WHAT YOU HAVE TO DO:
Retyping the data exactly is the task. Include every line.

EXCERPTED DATA:
• • • • •

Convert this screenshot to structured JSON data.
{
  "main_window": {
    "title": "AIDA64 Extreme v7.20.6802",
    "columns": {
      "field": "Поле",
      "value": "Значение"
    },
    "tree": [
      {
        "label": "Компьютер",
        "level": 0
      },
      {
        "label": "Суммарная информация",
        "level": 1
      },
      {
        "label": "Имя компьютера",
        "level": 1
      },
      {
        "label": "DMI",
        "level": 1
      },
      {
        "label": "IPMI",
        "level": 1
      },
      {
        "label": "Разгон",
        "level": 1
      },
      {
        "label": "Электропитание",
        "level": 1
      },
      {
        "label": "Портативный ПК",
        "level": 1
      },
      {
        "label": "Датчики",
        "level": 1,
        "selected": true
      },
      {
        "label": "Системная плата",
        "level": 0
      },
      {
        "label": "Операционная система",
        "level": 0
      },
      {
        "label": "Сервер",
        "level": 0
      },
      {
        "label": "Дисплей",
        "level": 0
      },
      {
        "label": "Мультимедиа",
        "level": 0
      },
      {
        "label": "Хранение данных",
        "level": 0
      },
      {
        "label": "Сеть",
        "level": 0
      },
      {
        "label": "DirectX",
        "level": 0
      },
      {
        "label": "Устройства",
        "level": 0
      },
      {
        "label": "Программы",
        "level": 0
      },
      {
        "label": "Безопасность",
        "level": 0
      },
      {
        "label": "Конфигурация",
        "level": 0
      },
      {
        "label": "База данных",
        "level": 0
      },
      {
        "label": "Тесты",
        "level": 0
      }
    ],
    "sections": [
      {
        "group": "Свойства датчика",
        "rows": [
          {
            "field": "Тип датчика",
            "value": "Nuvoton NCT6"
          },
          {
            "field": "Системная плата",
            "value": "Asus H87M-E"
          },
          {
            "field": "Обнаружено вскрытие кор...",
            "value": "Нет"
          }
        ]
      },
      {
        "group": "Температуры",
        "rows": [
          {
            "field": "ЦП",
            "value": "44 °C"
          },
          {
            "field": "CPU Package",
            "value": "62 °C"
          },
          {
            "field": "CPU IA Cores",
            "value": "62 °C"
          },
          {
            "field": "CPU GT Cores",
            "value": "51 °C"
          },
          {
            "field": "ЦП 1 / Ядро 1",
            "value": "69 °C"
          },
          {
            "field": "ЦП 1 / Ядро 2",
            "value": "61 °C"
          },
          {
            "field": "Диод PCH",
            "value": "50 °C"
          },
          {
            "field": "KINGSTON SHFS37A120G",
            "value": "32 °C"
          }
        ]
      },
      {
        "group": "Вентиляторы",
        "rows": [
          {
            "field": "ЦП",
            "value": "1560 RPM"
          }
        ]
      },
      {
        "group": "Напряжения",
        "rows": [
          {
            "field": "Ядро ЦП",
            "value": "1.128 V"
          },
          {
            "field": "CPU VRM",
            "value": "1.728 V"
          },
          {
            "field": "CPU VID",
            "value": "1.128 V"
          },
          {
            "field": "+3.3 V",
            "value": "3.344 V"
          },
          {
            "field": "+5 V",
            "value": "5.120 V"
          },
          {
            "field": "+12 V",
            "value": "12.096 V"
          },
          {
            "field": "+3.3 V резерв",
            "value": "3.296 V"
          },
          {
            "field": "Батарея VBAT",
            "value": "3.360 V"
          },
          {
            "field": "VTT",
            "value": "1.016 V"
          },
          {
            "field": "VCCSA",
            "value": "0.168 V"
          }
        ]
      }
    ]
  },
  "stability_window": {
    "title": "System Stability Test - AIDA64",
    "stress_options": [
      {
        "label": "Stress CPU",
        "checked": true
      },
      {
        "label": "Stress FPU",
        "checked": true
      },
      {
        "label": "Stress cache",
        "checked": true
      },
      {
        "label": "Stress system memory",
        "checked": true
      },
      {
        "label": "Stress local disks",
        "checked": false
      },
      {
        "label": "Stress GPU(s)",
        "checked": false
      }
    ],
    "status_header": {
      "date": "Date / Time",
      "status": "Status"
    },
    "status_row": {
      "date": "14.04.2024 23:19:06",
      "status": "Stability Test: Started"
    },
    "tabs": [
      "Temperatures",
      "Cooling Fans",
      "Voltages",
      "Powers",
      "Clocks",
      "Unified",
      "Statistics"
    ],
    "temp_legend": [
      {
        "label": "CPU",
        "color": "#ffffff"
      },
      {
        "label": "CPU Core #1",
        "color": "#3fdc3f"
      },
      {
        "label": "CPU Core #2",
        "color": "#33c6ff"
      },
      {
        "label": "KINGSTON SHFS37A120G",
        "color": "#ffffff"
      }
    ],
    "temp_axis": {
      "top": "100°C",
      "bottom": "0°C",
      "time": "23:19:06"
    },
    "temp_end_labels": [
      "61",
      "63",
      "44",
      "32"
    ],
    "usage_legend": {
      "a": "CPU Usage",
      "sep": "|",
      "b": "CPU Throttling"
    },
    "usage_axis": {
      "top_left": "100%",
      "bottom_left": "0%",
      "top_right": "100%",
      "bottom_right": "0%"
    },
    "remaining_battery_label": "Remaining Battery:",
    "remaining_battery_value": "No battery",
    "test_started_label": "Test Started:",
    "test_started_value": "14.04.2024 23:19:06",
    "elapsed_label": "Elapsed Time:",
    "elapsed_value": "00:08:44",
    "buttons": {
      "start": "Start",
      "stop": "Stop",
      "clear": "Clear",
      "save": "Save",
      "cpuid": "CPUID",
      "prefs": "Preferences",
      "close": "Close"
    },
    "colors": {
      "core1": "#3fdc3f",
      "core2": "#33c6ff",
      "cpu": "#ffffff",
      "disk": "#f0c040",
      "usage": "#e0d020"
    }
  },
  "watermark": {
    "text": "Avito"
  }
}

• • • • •

TASK OUTPUT:
Convert this screenshot to structured JSON data.
{
  "main_window": {
    "title": "AIDA64 Extreme v7.20.6802",
    "columns": {
      "field": "Поле",
      "value": "Значение"
    },
    "tree": [
      {
        "label": "Компьютер",
        "level": 0
      },
      {
        "label": "Суммарная информация",
        "level": 1
      },
      {
        "label": "Имя компьютера",
        "level": 1
      },
      {
        "label": "DMI",
        "level": 1
      },
      {
        "label": "IPMI",
        "level": 1
      },
      {
        "label": "Разгон",
        "level": 1
      },
      {
        "label": "Электропитание",
        "level": 1
      },
      {
        "label": "Портативный ПК",
        "level": 1
      },
      {
        "label": "Датчики",
        "level": 1,
        "selected": true
      },
      {
        "label": "Системная плата",
        "level": 0
      },
      {
        "label": "Операционная система",
        "level": 0
      },
      {
        "label": "Сервер",
        "level": 0
      },
      {
        "label": "Дисплей",
        "level": 0
      },
      {
        "label": "Мультимедиа",
        "level": 0
      },
      {
        "label": "Хранение данных",
        "level": 0
      },
      {
        "label": "Сеть",
        "level": 0
      },
      {
        "label": "DirectX",
        "level": 0
      },
      {
        "label": "Устройства",
        "level": 0
      },
      {
        "label": "Программы",
        "level": 0
      },
      {
        "label": "Безопасность",
        "level": 0
      },
      {
        "label": "Конфигурация",
        "level": 0
      },
      {
        "label": "База данных",
        "level": 0
      },
      {
        "label": "Тесты",
        "level": 0
      }
    ],
    "sections": [
      {
        "group": "Свойства датчика",
        "rows": [
          {
            "field": "Тип датчика",
            "value": "Nuvoton NCT6"
          },
          {
            "field": "Системная плата",
            "value": "Asus H87M-E"
          },
          {
            "field": "Обнаружено вскрытие кор...",
            "value": "Нет"
          }
        ]
      },
      {
        "group": "Температуры",
        "rows": [
          {
            "field": "ЦП",
            "value": "44 °C"
          },
          {
            "field": "CPU Package",
            "value": "62 °C"
          },
          {
            "field": "CPU IA Cores",
            "value": "62 °C"
          },
          {
            "field": "CPU GT Cores",
            "value": "51 °C"
          },
          {
            "field": "ЦП 1 / Ядро 1",
            "value": "69 °C"
          },
          {
            "field": "ЦП 1 / Ядро 2",
            "value": "61 °C"
          },
          {
            "field": "Диод PCH",
            "value": "50 °C"
          },
          {
            "field": "KINGSTON SHFS37A120G",
            "value": "32 °C"
          }
        ]
      },
      {
        "group": "Вентиляторы",
        "rows": [
          {
            "field": "ЦП",
            "value": "1560 RPM"
          }
        ]
      },
      {
        "group": "Напряжения",
        "rows": [
          {
            "field": "Ядро ЦП",
            "value": "1.128 V"
          },
          {
            "field": "CPU VRM",
            "value": "1.728 V"
          },
          {
            "field": "CPU VID",
            "value": "1.128 V"
          },
          {
            "field": "+3.3 V",
            "value": "3.344 V"
          },
          {
            "field": "+5 V",
            "value": "5.120 V"
          },
          {
            "field": "+12 V",
            "value": "12.096 V"
          },
          {
            "field": "+3.3 V резерв",
            "value": "3.296 V"
          },
          {
            "field": "Батарея VBAT",
            "value": "3.360 V"
          },
          {
            "field": "VTT",
            "value": "1.016 V"
          },
          {
            "field": "VCCSA",
            "value": "0.168 V"
          }
        ]
      }
    ]
  },
  "stability_window": {
    "title": "System Stability Test - AIDA64",
    "stress_options": [
      {
        "label": "Stress CPU",
        "checked": true
      },
      {
        "label": "Stress FPU",
        "checked": true
      },
      {
        "label": "Stress cache",
        "checked": true
      },
      {
        "label": "Stress system memory",
        "checked": true
      },
      {
        "label": "Stress local disks",
        "checked": false
      },
      {
        "label": "Stress GPU(s)",
        "checked": false
      }
    ],
    "status_header": {
      "date": "Date / Time",
      "status": "Status"
    },
    "status_row": {
      "date": "14.04.2024 23:19:06",
      "status": "Stability Test: Started"
    },
    "tabs": [
      "Temperatures",
      "Cooling Fans",
      "Voltages",
      "Powers",
      "Clocks",
      "Unified",
      "Statistics"
    ],
    "temp_legend": [
      {
        "label": "CPU",
        "color": "#ffffff"
      },
      {
        "label": "CPU Core #1",
        "color": "#3fdc3f"
      },
      {
        "label": "CPU Core #2",
        "color": "#33c6ff"
      },
      {
        "label": "KINGSTON SHFS37A120G",
        "color": "#ffffff"
      }
    ],
    "temp_axis": {
      "top": "100°C",
      "bottom": "0°C",
      "time": "23:19:06"
    },
    "temp_end_labels": [
      "61",
      "63",
      "44",
      "32"
    ],
    "usage_legend": {
      "a": "CPU Usage",
      "sep": "|",
      "b": "CPU Throttling"
    },
    "usage_axis": {
      "top_left": "100%",
      "bottom_left": "0%",
      "top_right": "100%",
      "bottom_right": "0%"
    },
    "remaining_battery_label": "Remaining Battery:",
    "remaining_battery_value": "No battery",
    "test_started_label": "Test Started:",
    "test_started_value": "14.04.2024 23:19:06",
    "elapsed_label": "Elapsed Time:",
    "elapsed_value": "00:08:44",
    "buttons": {
      "start": "Start",
      "stop": "Stop",
      "clear": "Clear",
      "save": "Save",
      "cpuid": "CPUID",
      "prefs": "Preferences",
      "close": "Close"
    },
    "colors": {
      "core1": "#3fdc3f",
      "core2": "#33c6ff",
      "cpu": "#ffffff",
      "disk": "#f0c040",
      "usage": "#e0d020"
    }
  },
  "watermark": {
    "text": "Avito"
  }
}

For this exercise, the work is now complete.